Let freedom ring from every hill and molehill of Mississippi. From every mountainside, let freedom ring.

And when this happens, when we allow freedom to ring, when we let it ring from every village and every hamlet, from every state and every city, we will be able to speed up that day when all of God's children, black men and white men, Jews and Gentiles, Protestants and Catholics, will be able to join hands and sing in the words of the old Negro spiritual, "Free at last! free at last! thank God Almighty, we are free at last!""


Was Abraham Lincoln shot for freeing the slaves?  Was Dr. King shot for his work as a force for freedom from Jim Crow and racial hatreds?  Were John and Bobby Kennedy shot for being men of principle who stood for classic American values, against organized crime and racial hatreds and against communism?   The men who shot down these American men of substance could stop their hearts from beating but they could not stop their words and ideals from living on.   Ideas do not die with a shot from a gun.  They live on when they are true and believed and lived out by others and when they inspire good men and women to take action to promote them.  

"What I do say is, that no man is good enough to govern another man, without that other's consent.

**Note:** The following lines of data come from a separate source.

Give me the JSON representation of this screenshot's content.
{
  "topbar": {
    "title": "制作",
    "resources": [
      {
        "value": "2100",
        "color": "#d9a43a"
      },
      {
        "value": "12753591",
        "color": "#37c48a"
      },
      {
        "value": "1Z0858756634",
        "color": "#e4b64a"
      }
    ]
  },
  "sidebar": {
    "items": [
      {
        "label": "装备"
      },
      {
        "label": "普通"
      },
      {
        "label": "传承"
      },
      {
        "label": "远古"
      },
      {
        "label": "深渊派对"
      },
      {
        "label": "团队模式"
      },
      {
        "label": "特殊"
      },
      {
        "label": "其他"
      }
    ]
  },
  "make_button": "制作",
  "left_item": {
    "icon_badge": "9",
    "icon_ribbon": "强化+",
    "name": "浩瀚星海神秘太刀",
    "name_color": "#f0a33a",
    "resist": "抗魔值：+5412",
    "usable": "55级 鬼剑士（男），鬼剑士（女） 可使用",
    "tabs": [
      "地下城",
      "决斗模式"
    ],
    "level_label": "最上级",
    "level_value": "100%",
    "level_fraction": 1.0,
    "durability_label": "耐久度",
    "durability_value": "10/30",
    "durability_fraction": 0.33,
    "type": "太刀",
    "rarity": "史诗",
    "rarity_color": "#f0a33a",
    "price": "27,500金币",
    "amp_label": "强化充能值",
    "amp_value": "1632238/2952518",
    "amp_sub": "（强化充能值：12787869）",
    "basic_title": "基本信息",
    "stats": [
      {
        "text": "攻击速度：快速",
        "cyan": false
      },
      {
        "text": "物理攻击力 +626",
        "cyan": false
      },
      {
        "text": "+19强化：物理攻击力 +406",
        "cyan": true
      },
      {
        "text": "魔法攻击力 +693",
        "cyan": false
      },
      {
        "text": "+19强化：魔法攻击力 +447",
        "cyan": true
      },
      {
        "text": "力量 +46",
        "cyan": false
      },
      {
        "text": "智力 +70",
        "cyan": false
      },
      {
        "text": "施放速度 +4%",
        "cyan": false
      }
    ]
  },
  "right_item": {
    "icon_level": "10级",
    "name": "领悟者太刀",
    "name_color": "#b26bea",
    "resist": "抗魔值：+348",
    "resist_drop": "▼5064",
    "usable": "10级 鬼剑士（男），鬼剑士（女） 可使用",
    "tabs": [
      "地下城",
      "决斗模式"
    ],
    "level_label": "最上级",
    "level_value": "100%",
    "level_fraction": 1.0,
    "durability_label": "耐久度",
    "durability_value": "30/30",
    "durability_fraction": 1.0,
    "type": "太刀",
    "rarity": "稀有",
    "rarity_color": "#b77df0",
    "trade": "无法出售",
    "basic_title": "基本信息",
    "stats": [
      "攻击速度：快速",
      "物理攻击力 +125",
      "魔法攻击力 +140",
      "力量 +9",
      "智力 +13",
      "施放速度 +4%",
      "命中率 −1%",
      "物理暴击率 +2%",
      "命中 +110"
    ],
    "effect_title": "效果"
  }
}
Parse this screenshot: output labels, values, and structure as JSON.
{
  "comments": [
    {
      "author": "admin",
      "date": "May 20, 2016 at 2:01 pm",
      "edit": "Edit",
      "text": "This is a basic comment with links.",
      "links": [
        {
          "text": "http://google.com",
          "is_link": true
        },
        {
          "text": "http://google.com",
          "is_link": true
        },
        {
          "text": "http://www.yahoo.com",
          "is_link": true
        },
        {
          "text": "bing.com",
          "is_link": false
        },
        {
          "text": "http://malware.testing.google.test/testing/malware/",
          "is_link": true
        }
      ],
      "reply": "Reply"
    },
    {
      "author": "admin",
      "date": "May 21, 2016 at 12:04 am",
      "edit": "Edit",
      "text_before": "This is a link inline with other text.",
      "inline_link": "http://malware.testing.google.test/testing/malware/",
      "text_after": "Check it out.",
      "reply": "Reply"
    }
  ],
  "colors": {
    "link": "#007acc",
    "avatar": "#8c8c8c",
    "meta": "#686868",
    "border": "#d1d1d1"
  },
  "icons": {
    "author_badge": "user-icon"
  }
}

I say this is the leading principle - the sheet anchor of American republicanism." The Collected Works of Abraham Lincoln edited by Roy P. Basler, Volume II, "Speech at Peoria, Illinois" (October 16, 1854), p. 266. 

My fellow Americans, ask not what your country can do for you, ask what you can do for your country.
John F. Kennedy

Ultimately, America's answer to the intolerant man is diversity, the very diversity which our heritage of religious freedom has inspired.
Robert Kennedy

Dr. Martin Luther King, Jr. did not work and even give his life so that people could be given welfare checks and live in ghetto conditions, the nuclear family split by government regulations, with young people given the choice of sports, gangs, or probable death.   He did not want people to expect a stipend from the US Government.   He did not want the word "deserve" to creep into our vocabulary when it came to rights.

Dr. King wanted all men of every color and creed to have opportunities, not reparations.   He wanted us to see each other as equals, no better or worse than any other because of our appearance or our accents or the color of hair, skin,  eyes or any other such biological variations on the organism we call human.   We humans are created in the image of God.   Dr. King believed in this God.  He called upon his God, the God of the Bible, to help him win freedom for all and end racial discrimination and racial hatreds.

I believe Dr. King would scold Jesse Jackson and Barack Obama and John Lewis and Maxine Waters and Al Sharpton and all else who continue to play the race card and make political hay from racial hatreds and tension.    There is no excuse for prejudice FROM ANY SIDE!!!!   Whether your skin is darker or lighter, redder or yellower, more pink, more white, more olive, black as night?   This has no bearing on who you are on the inside.   None!   You should make no judgments about a person based on such appearances.   Black folks being prejudiced against Whites is no more right than the reverse.  Hatreds by or against Latinos, Greeks, Irish, Polish and many others have been part of our past.  

To properly honor Dr. King, all who promote racial tensions and hatreds must repent and lay down their weapons.   Hear his words again and heed them!

"I have a dream that my four little children will one day live in a nation where they will not be judged by the color of their skin but by the content of their character."

Me too, Martin.  Me too!